Lex 26:04 --- Excellent. Well, let's take that last question. Kelly, unless there's more questions that have popped
Kelly 26:10 --- No. All right, the final question for a PDQ Deploy Windows Update packages are Windows 2008 R2 servers that do not have the extended security update purchase, purchase slash enabled, still listed correctly. Within PDQ inventory, cumulative update, latest and old accurately in PDQ inventory collections. That was a mouthful, by the way. Thanks, Keith. Kay.
Lex 26:35 --- That, okay, so I know, if Windows, if Microsoft doesn't support it, you know, we kind of follow their support. So does it display correctly here? That's a good question. That's the current KB out there. 513 83. I
Jordan 26:56 --- think that is so so the collections are just going to go based on whatever the last KB from Microsoft was, if there's something where it's not getting updates, because it's out of extended service, we don't have a way to account for that. It's just, it just basically, if they have the latest KB, then then it will show up in the latest.

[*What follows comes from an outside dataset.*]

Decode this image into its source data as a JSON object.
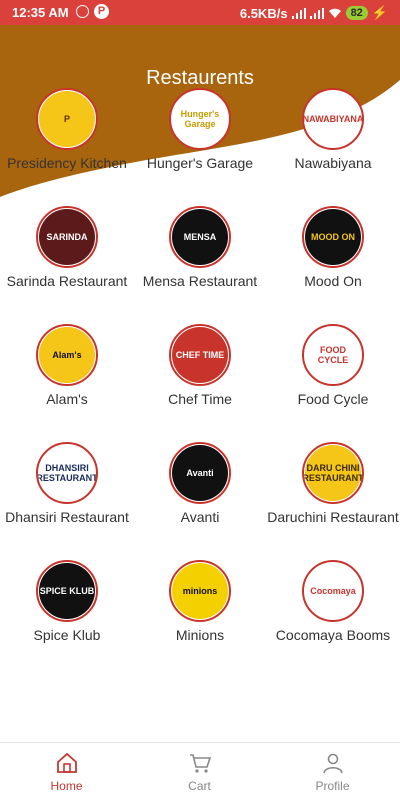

Lex 27:15 --- There you go.
Kelly 27:17 --- And we actually do have one more question that came in if you guys would like that. You can auto package updates. For example, the recent Firefox update 88, updates a variable in inventory to reflect the latest version rather than having to manually update these. Thank you, Craig.
Lex 27:37 --- If you go to the collection library, Internet browsers, Firefox, just say 64 bit. Let's go look at the latest and old. There is version 88. Right there. So if you do use this, you know if you've purchased inventory, this comes with it. So I would look in the collection library under inner Nick, excuse me, Internet browsers. And again, if you've got your auto update set again, that set here and preferences. Auto download skews me. Mine set to seven days, just because I'm too lazy to change it. Actually, that works really well. Jordan, did I misread that? Or misunderstand that question? Because I think, you know, that collection automatically updates here, because we manage it for him.
Jordan 28:24 --- So if you're specifically talking about ones that are auto update within our collection, those are in our package library, those should update automatically in our collection. If it's one where he built it himself, there is a way to use PowerShell to kind of automate the process of updating everything. We have a couple of webcasts on how you can get everything set up.
Lex 28:45 --- Yeah, you would look under automating packages that aren't in our package library. Again, if it's in our package library, let us do the work for you. It's much easier for you. Yeah.
Kelly 28:57 --- All right. I think it would be about this time, we would tell you to go to camera 2
Lex 29:01 --- camera 2
JJ 29:03 --- camera 2
Lex 29:05 --- everybody. Thank you guys for watching. Hopefully, you know, we've at least shown how to use some of these options for you. Maybe spark some ideas on different ways that you can use that. Thanks for watching. I'm Lex.
Jordan 29:20 --- I'm Jordan with PDQ. Yay.
Kelly 29:22 --- Thank you for being a part of our webcast today. If you had questions that we were not able to get to today, feel free to reach out to our support forums. Thanks again for joining us, and we'll see you back here next week.
JJ is a technical creative. He finds joy in programming, automation, and in participating in the artistic sides of things. You'll often find him drinking on Thursdays on the PDQ webcast, rambling and raging remotely at the Bermuda Triangle/heisenbug-tier tech at the studio in SLC.